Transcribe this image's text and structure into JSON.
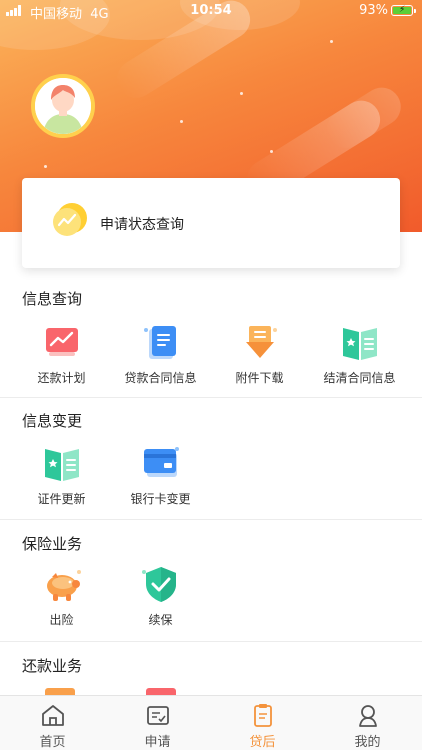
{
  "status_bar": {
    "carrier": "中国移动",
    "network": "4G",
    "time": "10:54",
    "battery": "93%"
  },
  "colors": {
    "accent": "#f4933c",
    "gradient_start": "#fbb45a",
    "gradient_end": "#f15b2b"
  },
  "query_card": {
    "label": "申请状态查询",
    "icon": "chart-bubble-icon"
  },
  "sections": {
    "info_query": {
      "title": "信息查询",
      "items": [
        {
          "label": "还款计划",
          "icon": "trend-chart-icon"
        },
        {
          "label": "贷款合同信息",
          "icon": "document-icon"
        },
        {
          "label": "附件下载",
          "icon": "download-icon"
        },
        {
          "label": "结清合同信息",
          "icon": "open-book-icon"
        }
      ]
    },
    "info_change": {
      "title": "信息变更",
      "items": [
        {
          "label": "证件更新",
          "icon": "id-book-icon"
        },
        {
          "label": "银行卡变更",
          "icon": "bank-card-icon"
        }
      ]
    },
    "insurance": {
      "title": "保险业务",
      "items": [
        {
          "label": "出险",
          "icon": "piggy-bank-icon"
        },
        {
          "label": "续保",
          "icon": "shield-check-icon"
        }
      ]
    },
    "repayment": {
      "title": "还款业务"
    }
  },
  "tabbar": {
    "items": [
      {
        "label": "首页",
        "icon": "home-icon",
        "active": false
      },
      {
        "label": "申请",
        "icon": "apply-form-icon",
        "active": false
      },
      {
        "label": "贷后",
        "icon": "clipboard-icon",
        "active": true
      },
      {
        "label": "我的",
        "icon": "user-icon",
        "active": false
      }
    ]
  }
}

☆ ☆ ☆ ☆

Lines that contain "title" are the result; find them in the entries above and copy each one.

### TASK RESULT
      "title": "信息查询",
      "title": "信息变更",
      "title": "保险业务",
      "title": "还款业务"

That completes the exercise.